Greetings, everyone, happy new year, and welcome to my first blog at the 7 Scribes. I’m so happy to be here, and I’m so appreciative of your kind comments and responses to my interview. (Click here if you missed it.) I do beg your pardon for not commenting that day — we had a death in the family, our beautiful, communicative, joyful and much adored mini-doxie passed away that Thursday. She was twelve and a half years old, originally my mother-in-law’s dog whom we took in when she was a two year old yappy, snappy, untrained puppy. She grew to be the The Best Dog ever over the ten years we were privileged to love her.
She is by no means the first pet we’ve lost. Five years ago, our elegant calico, Emily Bronte Cat passed away (yes, there was a Charlotte, an orange tabby fraternal twin). As we said good bye to her, I promised to memorialize her by putting her in a book. Which I did. Emily was a major character in “Satisfaction,” (Kensington Brava, 2004) and “Satisfaction” was the book about which a friend called me and said, “Your writing is different. Was it deliberate?”
I had no idea what I had done to make my writing “different.” I’d gone back and now again and looked at writing from my high school and college days, and I could see there were vestiges of how I write now, in the rhythm and juxtaposition of the words especially.
And it became clear to me (this is in response to Casey’s comment) that the more you write, the more you figure things out — like you don’t need twenty descriptive sentences to go from here to there when two will do, or there is one word that could take the place of four or five. Or there’s a more direct way to get to the crux of a scene.
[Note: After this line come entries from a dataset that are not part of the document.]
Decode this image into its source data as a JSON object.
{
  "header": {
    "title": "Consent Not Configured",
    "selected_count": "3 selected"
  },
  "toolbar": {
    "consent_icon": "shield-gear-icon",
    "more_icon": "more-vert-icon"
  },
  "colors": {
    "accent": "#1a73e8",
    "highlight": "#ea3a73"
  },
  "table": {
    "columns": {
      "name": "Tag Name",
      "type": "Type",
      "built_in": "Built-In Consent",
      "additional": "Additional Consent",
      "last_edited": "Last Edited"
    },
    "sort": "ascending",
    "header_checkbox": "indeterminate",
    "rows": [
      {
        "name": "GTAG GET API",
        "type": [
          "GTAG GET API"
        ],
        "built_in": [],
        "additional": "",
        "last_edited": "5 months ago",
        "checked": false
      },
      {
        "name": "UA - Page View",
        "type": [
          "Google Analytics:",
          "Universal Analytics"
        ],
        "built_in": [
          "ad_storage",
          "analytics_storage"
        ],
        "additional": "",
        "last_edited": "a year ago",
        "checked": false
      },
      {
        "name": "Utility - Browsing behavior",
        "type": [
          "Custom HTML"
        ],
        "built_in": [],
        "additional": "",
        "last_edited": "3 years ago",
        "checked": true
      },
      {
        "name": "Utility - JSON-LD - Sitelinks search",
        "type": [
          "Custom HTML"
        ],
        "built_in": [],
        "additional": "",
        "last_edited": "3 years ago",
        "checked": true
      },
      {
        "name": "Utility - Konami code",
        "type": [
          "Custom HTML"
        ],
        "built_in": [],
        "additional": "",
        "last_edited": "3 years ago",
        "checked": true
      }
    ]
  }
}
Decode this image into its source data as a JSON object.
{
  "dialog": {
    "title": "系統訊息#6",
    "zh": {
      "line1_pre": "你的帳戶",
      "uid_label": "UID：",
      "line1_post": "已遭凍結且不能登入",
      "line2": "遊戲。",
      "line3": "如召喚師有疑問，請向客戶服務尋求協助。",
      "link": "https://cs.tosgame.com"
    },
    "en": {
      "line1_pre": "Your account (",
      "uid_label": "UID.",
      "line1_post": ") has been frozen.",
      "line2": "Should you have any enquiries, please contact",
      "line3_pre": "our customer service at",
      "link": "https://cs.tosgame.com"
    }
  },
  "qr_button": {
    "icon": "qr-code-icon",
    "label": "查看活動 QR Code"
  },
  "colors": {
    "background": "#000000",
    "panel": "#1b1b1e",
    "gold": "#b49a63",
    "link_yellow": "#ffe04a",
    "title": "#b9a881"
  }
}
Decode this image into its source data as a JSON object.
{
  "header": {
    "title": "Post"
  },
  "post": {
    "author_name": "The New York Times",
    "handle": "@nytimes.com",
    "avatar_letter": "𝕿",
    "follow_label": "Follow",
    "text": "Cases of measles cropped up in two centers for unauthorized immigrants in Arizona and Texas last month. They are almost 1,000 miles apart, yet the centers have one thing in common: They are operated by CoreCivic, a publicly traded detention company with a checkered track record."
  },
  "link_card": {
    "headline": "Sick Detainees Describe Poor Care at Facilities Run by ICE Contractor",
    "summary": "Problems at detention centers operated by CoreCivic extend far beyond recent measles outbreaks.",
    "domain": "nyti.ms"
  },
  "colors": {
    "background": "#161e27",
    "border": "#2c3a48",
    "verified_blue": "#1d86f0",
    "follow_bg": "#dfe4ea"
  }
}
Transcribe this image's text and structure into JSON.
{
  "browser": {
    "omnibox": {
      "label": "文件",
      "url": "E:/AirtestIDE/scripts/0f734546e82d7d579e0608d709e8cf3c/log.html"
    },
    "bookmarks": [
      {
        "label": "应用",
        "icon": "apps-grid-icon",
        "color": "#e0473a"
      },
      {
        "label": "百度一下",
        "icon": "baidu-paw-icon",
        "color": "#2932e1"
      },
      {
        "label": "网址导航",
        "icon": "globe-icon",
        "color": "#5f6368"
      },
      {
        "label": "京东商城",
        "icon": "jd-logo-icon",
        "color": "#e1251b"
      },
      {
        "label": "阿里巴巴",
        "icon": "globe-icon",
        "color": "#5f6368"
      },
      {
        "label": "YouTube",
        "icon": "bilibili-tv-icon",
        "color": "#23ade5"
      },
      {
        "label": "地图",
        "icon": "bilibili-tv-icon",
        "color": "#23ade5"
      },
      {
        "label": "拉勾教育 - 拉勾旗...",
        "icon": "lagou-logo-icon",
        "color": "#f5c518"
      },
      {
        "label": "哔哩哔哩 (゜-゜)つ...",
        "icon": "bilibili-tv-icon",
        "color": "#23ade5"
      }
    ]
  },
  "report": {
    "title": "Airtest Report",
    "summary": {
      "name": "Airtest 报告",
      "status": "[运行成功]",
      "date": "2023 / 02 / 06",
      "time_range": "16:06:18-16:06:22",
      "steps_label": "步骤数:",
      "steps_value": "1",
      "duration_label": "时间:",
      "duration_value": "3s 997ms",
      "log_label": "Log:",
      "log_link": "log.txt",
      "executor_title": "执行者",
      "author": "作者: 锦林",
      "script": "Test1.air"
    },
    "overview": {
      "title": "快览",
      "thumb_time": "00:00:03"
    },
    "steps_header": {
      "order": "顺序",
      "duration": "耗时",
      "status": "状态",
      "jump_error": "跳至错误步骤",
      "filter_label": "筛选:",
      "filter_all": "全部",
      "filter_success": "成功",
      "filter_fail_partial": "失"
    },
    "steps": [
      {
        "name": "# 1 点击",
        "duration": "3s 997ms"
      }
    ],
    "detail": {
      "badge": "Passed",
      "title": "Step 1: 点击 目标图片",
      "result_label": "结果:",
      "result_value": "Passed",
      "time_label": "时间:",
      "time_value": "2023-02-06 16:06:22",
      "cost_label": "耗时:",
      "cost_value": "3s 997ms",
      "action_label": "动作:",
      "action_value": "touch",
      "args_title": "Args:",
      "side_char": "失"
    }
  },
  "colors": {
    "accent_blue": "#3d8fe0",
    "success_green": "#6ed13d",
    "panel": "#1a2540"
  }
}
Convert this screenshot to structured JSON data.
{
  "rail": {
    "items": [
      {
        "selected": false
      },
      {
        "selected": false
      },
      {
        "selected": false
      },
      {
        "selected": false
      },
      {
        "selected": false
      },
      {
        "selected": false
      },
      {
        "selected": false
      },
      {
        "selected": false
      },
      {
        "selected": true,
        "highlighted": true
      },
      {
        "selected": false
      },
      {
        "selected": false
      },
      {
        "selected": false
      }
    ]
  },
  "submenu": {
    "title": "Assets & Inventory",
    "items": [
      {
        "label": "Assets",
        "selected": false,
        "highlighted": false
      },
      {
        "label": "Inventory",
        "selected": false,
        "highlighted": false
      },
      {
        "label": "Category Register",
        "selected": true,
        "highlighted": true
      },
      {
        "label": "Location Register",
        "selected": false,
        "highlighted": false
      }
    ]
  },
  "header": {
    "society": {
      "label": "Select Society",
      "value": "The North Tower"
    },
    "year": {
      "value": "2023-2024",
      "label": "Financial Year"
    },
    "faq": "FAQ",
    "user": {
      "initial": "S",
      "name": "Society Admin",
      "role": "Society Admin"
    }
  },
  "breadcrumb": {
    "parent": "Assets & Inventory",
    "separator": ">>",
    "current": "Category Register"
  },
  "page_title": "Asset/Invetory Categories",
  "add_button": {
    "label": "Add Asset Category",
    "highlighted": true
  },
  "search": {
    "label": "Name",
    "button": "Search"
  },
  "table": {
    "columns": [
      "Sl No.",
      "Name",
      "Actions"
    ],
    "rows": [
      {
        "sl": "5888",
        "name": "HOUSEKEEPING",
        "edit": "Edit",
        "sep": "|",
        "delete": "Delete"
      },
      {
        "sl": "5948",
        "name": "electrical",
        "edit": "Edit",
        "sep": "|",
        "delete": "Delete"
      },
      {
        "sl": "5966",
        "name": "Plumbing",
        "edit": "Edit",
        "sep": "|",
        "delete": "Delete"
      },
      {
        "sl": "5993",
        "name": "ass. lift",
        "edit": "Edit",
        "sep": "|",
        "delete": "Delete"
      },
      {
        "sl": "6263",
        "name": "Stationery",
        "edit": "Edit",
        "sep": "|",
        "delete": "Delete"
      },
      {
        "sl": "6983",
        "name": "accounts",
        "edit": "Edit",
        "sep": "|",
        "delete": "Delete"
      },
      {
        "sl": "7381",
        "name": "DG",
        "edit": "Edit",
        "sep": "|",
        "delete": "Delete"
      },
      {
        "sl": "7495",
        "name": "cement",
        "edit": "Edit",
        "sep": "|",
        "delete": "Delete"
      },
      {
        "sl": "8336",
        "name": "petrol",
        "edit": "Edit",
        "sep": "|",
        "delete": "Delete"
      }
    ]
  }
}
Back when I started, we were writing 125,000 word manuscripts. There was lots of room for description, different points of view and subplots. It was also a daunting amount of white paper (this was pre-computer) –and eventually blank screen to fill. Books were denser then, rife with details, spilling over with emotion and multiple plots.
But now we’re writing for a speed read generation. Time is of the essence, even in romance, and we need to get from here to there in the most direct way. (Then again, the response to “Downton Abbey” kind of disproves that.)
My writing is different in some ways. I used to love to luxuriate in the imperfect tense — a lot of “was”s and “were”s — and I adored conjunctions — “and”s, and” but”s — until I realized that the line editor was cutting them right and left because it made the story sound more immediate. And more direct.
Lesson learned. So I’m trying to be more economical with my words while still maintaining my voice and the essence of the way I write. I ask myself if there’s a better way to phrase things, another way to get at what I want to say. My goal is to make sure the line editor has no work to do when s/he gets my manuscript (hardly ever happens).
It does make things more challenging.
My advice always is to keep writing and don’t let external things deflect you. It’s a solitary business and you have to learn to love your work, to trust yourself, and to retain your power over your fictional worlds and words.
By the way, everyone loved “Satisfaction” and Emily the cat. I’ve reread it because I still don’t know what I did in it that was so different. But (oh those “but”s) I keep trying to figure it out.
What do you think? Has your writing changed? Have you found that by writing more you learn more? Have you used a beloved pet in a story?
Thea Devine is the author whose books defined erotic historical romance. She’s the author of a dozen novellas and twenty-five historical and contemporary romances, the latest of which is The Darkest Heart (Gallery, June 2011). She’s currently working on a sequel.